Best Direction (WIN) - Michael Donald Edwards
Best Supporting Actress (WIN) - Natalie Toro
Best Supporting Actor (WIN) - Nick Wyman
Best Actor (WIN-Tie) - James Barbour
Best Actress (Nomination) - Jessica Rush
Best Supporting Actor (Nomination) - Joe Cassidy
Florida's Curtain Call Awards (2008)
Best Musical (WIN)
Best Featured Actor in a Musical - Nick Wyman (WIN)
BroadwayWorld Fan-Choice Awards (2009)
Best Featured Actress in a Musical (Nomination) - Natalie Toro (Runner-Up)
Best Leading Actor in a Musical (Nomination) - James Barbour (Runner-Up)
Best Leading Actress in a Musical (Nomination) - Brandi Burkhardt
Best Lighting Design (Nomination) - Richard Pilbrow
Best Costume Design (Nomination) - David Zinn (Runner-Up)
Best Orchestrations (Nomination) - Edward B. Kessel
Best Scenic Design (Nomination) - Tony Walton (Runner-Up)

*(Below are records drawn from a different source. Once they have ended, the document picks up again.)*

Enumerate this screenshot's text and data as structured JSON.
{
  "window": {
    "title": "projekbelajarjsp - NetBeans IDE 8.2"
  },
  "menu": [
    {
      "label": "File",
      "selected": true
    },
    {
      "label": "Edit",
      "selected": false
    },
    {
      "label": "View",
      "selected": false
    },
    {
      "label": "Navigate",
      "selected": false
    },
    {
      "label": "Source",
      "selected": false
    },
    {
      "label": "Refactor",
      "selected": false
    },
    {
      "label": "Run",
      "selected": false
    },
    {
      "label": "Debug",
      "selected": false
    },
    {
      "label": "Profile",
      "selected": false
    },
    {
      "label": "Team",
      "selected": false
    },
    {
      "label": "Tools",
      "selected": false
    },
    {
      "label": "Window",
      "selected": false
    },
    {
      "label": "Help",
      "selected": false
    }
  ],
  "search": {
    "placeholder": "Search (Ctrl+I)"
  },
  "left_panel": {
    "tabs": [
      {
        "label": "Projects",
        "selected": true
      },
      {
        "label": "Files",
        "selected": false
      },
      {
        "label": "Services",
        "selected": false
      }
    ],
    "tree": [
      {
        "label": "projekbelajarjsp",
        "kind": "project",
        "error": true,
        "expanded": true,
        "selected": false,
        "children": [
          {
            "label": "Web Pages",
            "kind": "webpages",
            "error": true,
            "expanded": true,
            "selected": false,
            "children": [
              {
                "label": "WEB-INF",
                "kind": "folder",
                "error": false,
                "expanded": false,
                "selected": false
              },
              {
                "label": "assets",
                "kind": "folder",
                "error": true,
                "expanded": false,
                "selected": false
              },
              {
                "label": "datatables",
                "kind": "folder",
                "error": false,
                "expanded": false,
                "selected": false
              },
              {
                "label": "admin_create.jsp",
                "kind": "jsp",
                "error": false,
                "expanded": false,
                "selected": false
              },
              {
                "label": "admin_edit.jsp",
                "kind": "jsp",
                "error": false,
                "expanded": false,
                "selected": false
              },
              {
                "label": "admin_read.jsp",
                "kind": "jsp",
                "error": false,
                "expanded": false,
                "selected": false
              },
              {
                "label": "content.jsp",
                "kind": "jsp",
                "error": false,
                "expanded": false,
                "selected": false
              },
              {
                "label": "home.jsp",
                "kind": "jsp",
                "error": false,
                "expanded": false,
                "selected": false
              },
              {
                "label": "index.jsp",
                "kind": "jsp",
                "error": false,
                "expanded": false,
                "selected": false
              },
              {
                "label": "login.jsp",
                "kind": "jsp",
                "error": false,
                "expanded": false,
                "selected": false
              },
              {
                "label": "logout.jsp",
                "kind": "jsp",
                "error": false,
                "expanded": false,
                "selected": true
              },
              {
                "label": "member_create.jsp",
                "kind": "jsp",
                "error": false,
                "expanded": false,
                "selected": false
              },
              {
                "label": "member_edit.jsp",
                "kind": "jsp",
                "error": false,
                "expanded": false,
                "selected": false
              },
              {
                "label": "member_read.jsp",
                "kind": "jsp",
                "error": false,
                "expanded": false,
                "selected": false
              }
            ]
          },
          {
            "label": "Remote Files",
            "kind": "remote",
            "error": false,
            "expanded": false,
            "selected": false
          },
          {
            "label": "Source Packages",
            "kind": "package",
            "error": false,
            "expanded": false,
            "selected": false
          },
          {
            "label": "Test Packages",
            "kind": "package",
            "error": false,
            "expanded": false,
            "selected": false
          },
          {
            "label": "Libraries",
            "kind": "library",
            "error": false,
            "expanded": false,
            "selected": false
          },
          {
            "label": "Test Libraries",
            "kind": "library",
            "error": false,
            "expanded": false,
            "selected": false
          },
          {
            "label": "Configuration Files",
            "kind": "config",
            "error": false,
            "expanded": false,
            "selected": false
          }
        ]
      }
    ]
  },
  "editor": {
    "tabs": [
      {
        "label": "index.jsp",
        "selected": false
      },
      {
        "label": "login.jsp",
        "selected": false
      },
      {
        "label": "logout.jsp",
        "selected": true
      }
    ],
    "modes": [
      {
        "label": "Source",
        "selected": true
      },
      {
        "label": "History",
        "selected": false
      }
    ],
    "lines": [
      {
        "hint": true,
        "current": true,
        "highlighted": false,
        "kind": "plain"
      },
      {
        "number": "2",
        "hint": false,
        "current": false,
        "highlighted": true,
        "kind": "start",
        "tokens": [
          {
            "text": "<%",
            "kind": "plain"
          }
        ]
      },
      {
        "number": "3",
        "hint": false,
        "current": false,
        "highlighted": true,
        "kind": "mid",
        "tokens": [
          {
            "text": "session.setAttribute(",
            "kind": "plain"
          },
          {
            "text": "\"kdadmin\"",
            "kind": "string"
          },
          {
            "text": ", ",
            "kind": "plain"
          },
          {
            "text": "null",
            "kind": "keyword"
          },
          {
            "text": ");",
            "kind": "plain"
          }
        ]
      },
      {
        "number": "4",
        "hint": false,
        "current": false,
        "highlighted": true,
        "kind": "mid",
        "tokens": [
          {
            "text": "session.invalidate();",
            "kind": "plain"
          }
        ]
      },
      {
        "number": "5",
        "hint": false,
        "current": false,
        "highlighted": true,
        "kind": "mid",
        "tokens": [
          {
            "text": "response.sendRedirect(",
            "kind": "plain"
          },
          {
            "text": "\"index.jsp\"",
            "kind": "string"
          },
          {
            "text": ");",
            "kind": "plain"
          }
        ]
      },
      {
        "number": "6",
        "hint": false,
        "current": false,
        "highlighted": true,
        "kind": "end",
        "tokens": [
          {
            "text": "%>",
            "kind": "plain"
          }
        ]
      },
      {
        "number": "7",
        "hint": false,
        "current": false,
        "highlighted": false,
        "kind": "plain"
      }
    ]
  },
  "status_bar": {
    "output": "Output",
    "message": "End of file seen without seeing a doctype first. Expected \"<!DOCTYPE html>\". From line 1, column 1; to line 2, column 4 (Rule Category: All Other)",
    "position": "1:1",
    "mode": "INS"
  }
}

The hardest role to cast for the Broadway production was Lucie Mannette. Brandi Burkhardt was persuaded by Barbour at a dinner outing to audition, which had not been cast. With many hopeful Lucies, Barbour had to arrange for Burkhardt to be seen in between auditions.
Many of the shows stars stayed with the show for several years. Natalie Toro (Madame DeFarge), Nick Wyman (Barsad), Craig Bennett (Cruncher), Rob Richardson (performed Sydney Carton), Les Minski (Marquis / the Narrator in the Little Shubert Production), Rebecca Robbins and several others had stayed with the show as early as the first major NYC workshop in 1999. James Barbour joined along in 2004.
James Barbour helped secure that Tale could receive its world premiere at the distinguished Asolo Repertory Theatre in Sarasota.
The song "Resurrection Man" had made it from earlier readings & workshops until Broadway previews, when it was cut. Critics listed the song as stopping the plot, but was a nice fun-filling moment. It returned for the Brighton concert.
Producers for the Broadway production included David Bryant, Alex Santoriello, Ron Sharpe & Barbra Russell and performer Natalie Toro, all of whom performed in the Broadway production of Les Misérables in its opening years together, at the Broadway Theatre.
In 2002, executive producers Sharpe & Russell released a concept recording, featuring Alex Santoriello as Sydney (and Dr. Mannette), with Christiane Noll as Lucie, J. Mark McVey as Ernest DeFarge and Natalie Toro as Madame DeFarge.
A Tale of Two Cities: In Concert, starring James Barbour, Brandi Burkhardt, Natalie Toro and Kevin Earley of the Broadway company, with several other Americans and British ensemble and featured roles aired on television on PBS in December 2009, and is available on DVD. There is also a studio cast recording, an International Studio Cast of A Tale of Two Cities starring this cast, available.